::: Study material :::

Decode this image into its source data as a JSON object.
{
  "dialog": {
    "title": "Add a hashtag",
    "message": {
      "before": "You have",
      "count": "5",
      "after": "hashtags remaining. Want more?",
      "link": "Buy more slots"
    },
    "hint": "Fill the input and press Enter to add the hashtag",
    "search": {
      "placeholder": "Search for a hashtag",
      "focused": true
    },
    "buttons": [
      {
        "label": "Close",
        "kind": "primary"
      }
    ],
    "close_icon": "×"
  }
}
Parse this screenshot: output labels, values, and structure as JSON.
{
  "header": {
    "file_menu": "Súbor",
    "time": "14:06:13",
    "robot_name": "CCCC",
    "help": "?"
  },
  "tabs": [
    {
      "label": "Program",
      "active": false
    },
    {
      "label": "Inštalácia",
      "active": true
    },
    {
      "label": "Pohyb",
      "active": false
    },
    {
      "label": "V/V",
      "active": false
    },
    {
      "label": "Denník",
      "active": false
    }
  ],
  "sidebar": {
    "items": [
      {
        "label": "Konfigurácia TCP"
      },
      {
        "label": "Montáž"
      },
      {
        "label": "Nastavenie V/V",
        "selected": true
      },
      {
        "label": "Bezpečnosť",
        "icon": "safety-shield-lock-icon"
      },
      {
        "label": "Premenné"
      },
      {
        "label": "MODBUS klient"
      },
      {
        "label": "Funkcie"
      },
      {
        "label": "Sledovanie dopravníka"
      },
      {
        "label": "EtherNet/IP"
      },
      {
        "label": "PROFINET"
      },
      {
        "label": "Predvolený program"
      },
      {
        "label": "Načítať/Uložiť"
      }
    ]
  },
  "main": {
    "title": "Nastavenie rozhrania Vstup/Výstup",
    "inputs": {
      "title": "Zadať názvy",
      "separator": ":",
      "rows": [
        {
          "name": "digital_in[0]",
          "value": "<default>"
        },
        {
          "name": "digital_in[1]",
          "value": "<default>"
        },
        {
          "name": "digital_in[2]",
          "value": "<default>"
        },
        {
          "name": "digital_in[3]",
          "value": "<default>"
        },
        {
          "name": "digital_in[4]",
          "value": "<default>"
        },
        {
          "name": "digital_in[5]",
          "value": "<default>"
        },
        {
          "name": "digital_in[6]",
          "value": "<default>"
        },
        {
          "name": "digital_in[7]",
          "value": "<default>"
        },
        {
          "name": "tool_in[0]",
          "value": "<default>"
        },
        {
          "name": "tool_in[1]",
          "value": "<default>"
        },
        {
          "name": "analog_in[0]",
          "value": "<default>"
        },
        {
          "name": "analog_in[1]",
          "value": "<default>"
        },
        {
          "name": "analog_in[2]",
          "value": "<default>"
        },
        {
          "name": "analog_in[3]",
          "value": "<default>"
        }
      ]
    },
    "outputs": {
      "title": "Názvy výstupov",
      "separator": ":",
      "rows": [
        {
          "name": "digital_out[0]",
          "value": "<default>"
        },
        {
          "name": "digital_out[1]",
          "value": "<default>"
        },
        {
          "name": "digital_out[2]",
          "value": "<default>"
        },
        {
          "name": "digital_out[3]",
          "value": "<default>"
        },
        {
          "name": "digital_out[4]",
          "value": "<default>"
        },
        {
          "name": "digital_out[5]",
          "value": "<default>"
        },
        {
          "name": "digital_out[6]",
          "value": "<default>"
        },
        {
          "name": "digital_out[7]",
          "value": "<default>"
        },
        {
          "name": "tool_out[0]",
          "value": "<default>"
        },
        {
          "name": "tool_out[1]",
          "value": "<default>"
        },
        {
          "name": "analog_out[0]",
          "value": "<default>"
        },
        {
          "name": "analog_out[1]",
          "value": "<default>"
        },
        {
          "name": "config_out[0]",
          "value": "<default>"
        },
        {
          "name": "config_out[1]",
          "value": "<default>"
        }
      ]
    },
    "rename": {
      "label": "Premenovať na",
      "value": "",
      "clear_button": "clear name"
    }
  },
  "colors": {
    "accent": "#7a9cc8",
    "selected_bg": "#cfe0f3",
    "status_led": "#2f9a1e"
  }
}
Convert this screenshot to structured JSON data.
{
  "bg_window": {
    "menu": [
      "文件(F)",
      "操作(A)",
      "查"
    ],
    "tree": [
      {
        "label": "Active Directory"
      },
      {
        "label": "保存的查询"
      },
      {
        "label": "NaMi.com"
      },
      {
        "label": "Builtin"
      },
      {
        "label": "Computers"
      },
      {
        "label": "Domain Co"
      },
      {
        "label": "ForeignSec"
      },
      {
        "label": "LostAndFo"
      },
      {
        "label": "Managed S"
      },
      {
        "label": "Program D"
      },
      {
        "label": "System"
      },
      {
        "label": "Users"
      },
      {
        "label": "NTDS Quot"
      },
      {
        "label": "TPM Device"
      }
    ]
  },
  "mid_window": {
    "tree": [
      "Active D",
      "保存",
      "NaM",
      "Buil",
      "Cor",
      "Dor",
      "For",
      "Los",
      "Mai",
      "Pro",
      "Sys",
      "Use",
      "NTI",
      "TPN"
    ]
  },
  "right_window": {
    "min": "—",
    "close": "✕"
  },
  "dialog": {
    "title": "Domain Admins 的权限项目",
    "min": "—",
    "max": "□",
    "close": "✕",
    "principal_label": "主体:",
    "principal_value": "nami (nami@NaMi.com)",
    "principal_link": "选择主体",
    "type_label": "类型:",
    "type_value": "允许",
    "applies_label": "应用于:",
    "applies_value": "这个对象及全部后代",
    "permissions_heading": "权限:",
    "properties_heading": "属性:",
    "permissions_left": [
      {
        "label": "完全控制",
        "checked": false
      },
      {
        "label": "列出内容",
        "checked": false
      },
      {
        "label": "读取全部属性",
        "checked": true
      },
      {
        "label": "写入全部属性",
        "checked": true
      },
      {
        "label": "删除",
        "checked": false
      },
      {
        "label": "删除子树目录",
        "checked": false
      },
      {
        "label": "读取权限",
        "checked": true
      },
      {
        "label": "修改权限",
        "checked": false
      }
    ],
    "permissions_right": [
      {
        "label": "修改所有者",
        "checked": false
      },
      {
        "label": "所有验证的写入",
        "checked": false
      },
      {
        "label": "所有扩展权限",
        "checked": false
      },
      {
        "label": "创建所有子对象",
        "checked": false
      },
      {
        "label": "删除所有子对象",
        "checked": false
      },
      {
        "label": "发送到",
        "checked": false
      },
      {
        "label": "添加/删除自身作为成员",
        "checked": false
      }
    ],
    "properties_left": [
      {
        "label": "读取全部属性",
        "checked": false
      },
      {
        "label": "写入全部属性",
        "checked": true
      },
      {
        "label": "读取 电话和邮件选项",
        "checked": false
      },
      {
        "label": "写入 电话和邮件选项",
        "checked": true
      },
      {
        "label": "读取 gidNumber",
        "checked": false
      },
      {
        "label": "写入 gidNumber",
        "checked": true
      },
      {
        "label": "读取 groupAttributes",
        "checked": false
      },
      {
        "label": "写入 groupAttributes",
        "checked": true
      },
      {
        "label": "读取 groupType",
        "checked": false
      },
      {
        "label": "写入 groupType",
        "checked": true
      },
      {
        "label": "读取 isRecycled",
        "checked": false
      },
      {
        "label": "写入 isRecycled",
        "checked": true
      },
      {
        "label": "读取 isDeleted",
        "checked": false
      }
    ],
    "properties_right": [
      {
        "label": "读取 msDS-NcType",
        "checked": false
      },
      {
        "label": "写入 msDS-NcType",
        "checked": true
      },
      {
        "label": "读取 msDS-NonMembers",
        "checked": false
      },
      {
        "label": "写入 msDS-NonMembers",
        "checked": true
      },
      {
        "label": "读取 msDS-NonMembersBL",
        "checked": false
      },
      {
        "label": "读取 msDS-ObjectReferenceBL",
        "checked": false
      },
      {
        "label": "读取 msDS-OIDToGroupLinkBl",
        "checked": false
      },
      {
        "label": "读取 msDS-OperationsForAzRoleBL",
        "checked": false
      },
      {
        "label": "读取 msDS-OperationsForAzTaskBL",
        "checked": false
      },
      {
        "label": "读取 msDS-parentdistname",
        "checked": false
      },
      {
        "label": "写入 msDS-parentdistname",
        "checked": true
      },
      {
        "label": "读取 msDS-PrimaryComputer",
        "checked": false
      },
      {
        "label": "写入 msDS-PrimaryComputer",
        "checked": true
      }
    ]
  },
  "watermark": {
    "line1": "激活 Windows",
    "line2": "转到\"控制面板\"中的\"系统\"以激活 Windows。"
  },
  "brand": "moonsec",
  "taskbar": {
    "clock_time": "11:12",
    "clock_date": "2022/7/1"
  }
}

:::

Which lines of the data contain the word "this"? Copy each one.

_Task response_
Decode this image into its source data as a JSON object.
Parse this screenshot: output labels, values, and structure as JSON.
Convert this screenshot to structured JSON data.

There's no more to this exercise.